Health and animal experts Monday called for the mass vaccination of poultry in Asia to stop the spread of the virulent H5N1 bird flu virus, which has claimed dozens of human lives in the region.
The call came at the opening of a three-day U.N. conference in the Malaysian capital, Kuala Lumpur.
The U.N. World Health Organization says prevention needs to focus on small-scale farming- where there is a close mingling of humans, pigs, chickens, and ducks in backyard farms.
Peter Cordingley, the WHO's spokesman for the Western Pacific, says changes are also needed in traditional wet markets. "There are wild animals and they're slaughtered on the spot and there's guts and stuff on the floor. In the past I think that's been culturally acceptable, but in these days of emerging disease quite clearly it's not appropriate anymore so we're looking to have actions on that front as well," he said.
Health experts say these practices boost the risk the bird flu virus and the human flu virus could mix and mutate into a form more easily transmitted to humans.
They agree the virus is unpredictable. For example, in areas of Southeast Asia there are ducks infected with the virus that show no symptoms, but excrete the virus, possibly infecting chickens.
At the same time, in China's remote Qinghai Province, 6,000 migratory birds - which are supposed to carry the virus but show no symptoms - suddenly dropped dead last month.
Mr. Cordingley said this is confusing. "So what's going on? Do we have different viruses? One in China and one in Southeast Asia? This virus is puzzling us," he said.
The World Health Organization has conducted studies in Vietnam, where the majority of human cases have sprung up. Mr. Cordingley says, luckily, the evidence suggests there is time to stem a human epidemic. "Basically it's still a big and growing problem, but indications that we'd had that it was getting a lot worse very quickly - that wasn't the case. Basically we're exactly at the same place as we were before…the threat has grown by the month this year, we still think it's a very serious threat to global health," he said.

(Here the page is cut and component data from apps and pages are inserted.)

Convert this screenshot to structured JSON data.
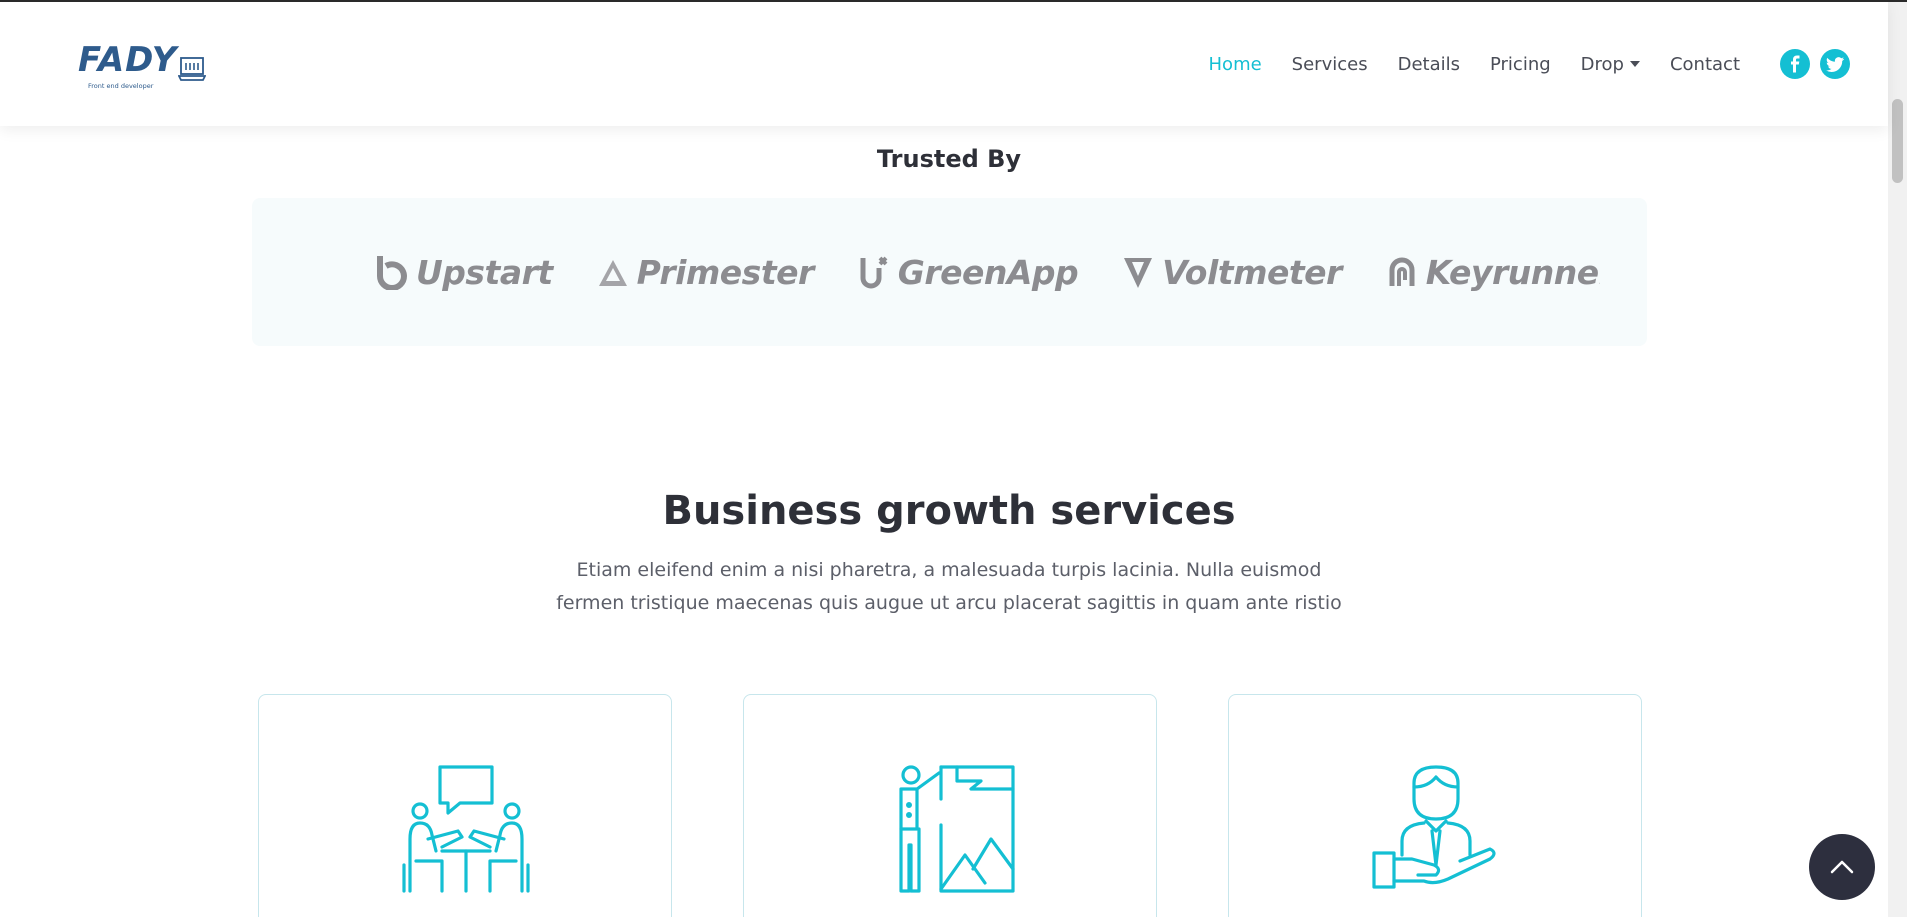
{
  "brand": {
    "name": "FADY",
    "tagline": "Front end developer",
    "primary_color": "#14bfd3",
    "logo_color": "#2e5b8c"
  },
  "nav": {
    "items": [
      {
        "label": "Home",
        "active": true
      },
      {
        "label": "Services"
      },
      {
        "label": "Details"
      },
      {
        "label": "Pricing"
      },
      {
        "label": "Drop",
        "dropdown": true
      },
      {
        "label": "Contact"
      }
    ],
    "socials": [
      {
        "icon": "facebook-icon",
        "glyph": "f"
      },
      {
        "icon": "twitter-icon",
        "glyph": "t"
      }
    ]
  },
  "trusted": {
    "title": "Trusted By",
    "logos": [
      {
        "name": "Upstart",
        "icon": "upstart-logo-icon"
      },
      {
        "name": "Primester",
        "icon": "primester-logo-icon"
      },
      {
        "name": "GreenApp",
        "icon": "greenapp-logo-icon"
      },
      {
        "name": "Voltmeter",
        "icon": "voltmeter-logo-icon"
      },
      {
        "name": "Keyrunner",
        "icon": "keyrunner-logo-icon"
      }
    ]
  },
  "services": {
    "title": "Business growth services",
    "subtitle": "Etiam eleifend enim a nisi pharetra, a malesuada turpis lacinia. Nulla euismod fermen tristique maecenas quis augue ut arcu placerat sagittis in quam ante ristio",
    "cards": [
      {
        "icon": "meeting-icon"
      },
      {
        "icon": "presentation-icon"
      },
      {
        "icon": "customer-care-icon"
      }
    ]
  },
  "back_to_top": {
    "icon": "chevron-up-icon"
  }
}
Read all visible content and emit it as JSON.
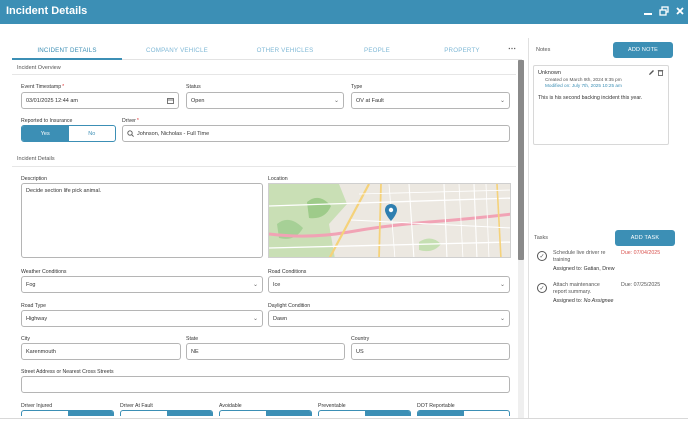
{
  "window": {
    "title": "Incident Details"
  },
  "tabs": [
    {
      "label": "INCIDENT DETAILS"
    },
    {
      "label": "COMPANY VEHICLE"
    },
    {
      "label": "OTHER VEHICLES"
    },
    {
      "label": "PEOPLE"
    },
    {
      "label": "PROPERTY"
    }
  ],
  "more_icon": "more-horizontal-icon",
  "overview": {
    "section_title": "Incident Overview",
    "event_timestamp": {
      "label": "Event Timestamp",
      "value": "03/01/2025 12:44 am"
    },
    "status": {
      "label": "Status",
      "value": "Open"
    },
    "type": {
      "label": "Type",
      "value": "OV at Fault"
    },
    "reported": {
      "label": "Reported to Insurance",
      "yes": "Yes",
      "no": "No",
      "selected": "Yes"
    },
    "driver": {
      "label": "Driver",
      "value": "Johnson, Nicholas - Full Time"
    }
  },
  "details": {
    "section_title": "Incident Details",
    "description": {
      "label": "Description",
      "value": "Decide section life pick animal."
    },
    "location": {
      "label": "Location"
    },
    "weather": {
      "label": "Weather Conditions",
      "value": "Fog"
    },
    "road_conditions": {
      "label": "Road Conditions",
      "value": "Ice"
    },
    "road_type": {
      "label": "Road Type",
      "value": "Highway"
    },
    "daylight": {
      "label": "Daylight Condition",
      "value": "Dawn"
    },
    "city": {
      "label": "City",
      "value": "Karenmouth"
    },
    "state": {
      "label": "State",
      "value": "NE"
    },
    "country": {
      "label": "Country",
      "value": "US"
    },
    "street": {
      "label": "Street Address or Nearest Cross Streets",
      "value": ""
    },
    "toggles": [
      {
        "label": "Driver Injured"
      },
      {
        "label": "Driver At Fault"
      },
      {
        "label": "Avoidable"
      },
      {
        "label": "Preventable"
      },
      {
        "label": "DOT Reportable"
      }
    ]
  },
  "notes": {
    "title": "Notes",
    "add_label": "ADD NOTE",
    "items": [
      {
        "author": "Unknown",
        "created": "Created on March 9th, 2024 9:35 pm",
        "modified": "Modified on: July 7th, 2025 10:25 am",
        "body": "This is his second backing incident this year."
      }
    ]
  },
  "tasks": {
    "title": "Tasks",
    "add_label": "ADD TASK",
    "items": [
      {
        "name": "Schedule live driver re training",
        "due": "Due: 07/04/2025",
        "due_color": "#d9534f",
        "assigned_label": "Assigned to:",
        "assignee": "Gatian, Drew"
      },
      {
        "name": "Attach maintenance report summary.",
        "due": "Due: 07/25/2025",
        "due_color": "#555555",
        "assigned_label": "Assigned to:",
        "assignee": "No Assignee"
      }
    ]
  },
  "colors": {
    "accent": "#3c8fb5",
    "danger": "#d9534f"
  }
}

U.N. health experts at the summit are calling on regional governments now to devote more money and resources to combat the spread of the virus.